Produced by ‘The Ezra Klein Show’

“At the very heart of democracy is a contradiction that cannot be resolved, one that has affected free societies from ancient Greece to contemporary America,” write Zac Gershberg and Sean Illing in their new book, “The Paradox of Democracy.” In order to live up to its name, democracy must be open to free communication and expression; yet that very feature opens democracies up to the forces of chaos, fragmentation and demagoguery that undermine them. Historically, this paradox becomes particularly profound during transitions between different communication technologies. “We see this time and again,” Gershberg and Illing write, “media continually evolve faster than politics, resulting in recurring patterns of democratic instability.”

[You can listen to this episode of “The Ezra Klein Show” on Apple, Spotify, Amazon Music, Google or wherever you get your podcasts.]

For that reason, Gershberg and Illing refer to media ecology — a field dedicated to studying the complex interplay between media, humans and their broader social environments — as “the master political science.” You can’t understand a society’s politics without understanding the mediums through which its people communicate.

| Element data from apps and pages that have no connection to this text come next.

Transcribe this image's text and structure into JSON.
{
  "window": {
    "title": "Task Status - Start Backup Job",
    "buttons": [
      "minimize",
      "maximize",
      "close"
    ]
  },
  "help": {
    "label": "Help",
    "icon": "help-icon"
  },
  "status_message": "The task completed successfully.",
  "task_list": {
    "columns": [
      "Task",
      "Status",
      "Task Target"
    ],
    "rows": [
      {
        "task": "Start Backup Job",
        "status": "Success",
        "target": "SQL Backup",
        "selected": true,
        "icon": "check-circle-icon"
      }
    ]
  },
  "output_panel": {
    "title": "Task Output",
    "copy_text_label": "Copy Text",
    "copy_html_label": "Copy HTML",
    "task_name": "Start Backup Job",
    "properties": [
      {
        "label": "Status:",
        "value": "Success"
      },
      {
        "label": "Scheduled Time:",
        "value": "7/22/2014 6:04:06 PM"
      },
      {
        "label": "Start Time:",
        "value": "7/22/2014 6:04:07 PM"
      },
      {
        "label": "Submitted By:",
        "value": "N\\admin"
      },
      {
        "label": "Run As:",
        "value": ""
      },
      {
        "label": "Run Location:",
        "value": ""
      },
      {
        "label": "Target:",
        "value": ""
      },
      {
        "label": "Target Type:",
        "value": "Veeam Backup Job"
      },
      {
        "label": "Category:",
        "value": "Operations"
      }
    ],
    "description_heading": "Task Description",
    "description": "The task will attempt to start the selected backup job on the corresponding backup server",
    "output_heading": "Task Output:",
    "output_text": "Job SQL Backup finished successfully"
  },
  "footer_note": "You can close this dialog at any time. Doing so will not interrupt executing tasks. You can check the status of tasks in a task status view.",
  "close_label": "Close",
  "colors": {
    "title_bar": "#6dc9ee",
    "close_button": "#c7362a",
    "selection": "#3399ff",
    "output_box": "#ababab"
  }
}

Radio and TV and Twitter and TikTok each profoundly shape the way we think, the qualities we look for in our politicians, the way we absorb news, the kind of political discourse we engage in and so much more.

Illing’s career, in many ways, represents the intersection of these two worlds: He’s trained as a political theorist but eventually switched careers to become a journalist; he’s currently the interviews writer at Vox, where he hosts the podcast “Vox Conversations” and often writes about the nexus of media and politics. So I invited Illing on the show to talk about his new book alongside some of his other work. We discuss why mid-century media theorists like Marshall McLuhan and Neil Postman are essential for understanding our current political moment, how the mediums through which we communicate — TV, social media, print news — shape us even more deeply than the content we absorb from them, the surprising dangers of “Sesame Street,” why Abraham Lincoln probably never would have won the presidency in the TV era, how revolutions in media technology from the printing press to Facebook have destabilized political systems, how Twitter reshapes the thinking of those who use it, why Illing believes that democracy is fundamentally a “communicative culture” and not a set of rules and institutions, what Donald Trump understood about our media age that the media itself didn’t, why Steve Bannon’s “flood the zone” media strategy has been so successful, whether it’s possible to achieve a healthier version of political discourse given our current technologies and more.

You can listen to our whole conversation by following “The Ezra Klein Show” on Apple, Spotify, Google or wherever you get your podcasts. View a list of book recommendations from our guests here.

This episode contains strong language.

(A full transcript of the episode will be available midday on the Times website.)

Credit…Kainaz Amaria

“The Ezra Klein Show” is produced by Annie Galvin and Rogé Karma; fact-checking by Michelle Harris, Rollin Hu, Mary Marge Locker and Kate Sinclair; original music by Isaac Jones; mixing by Sonia Herrero, Carole Sabouraud and Isaac Jones; audience strategy by Shannon Busta. Special thanks to Kristin Lin and Kristina Samulewski.

Related Articles

Back to top button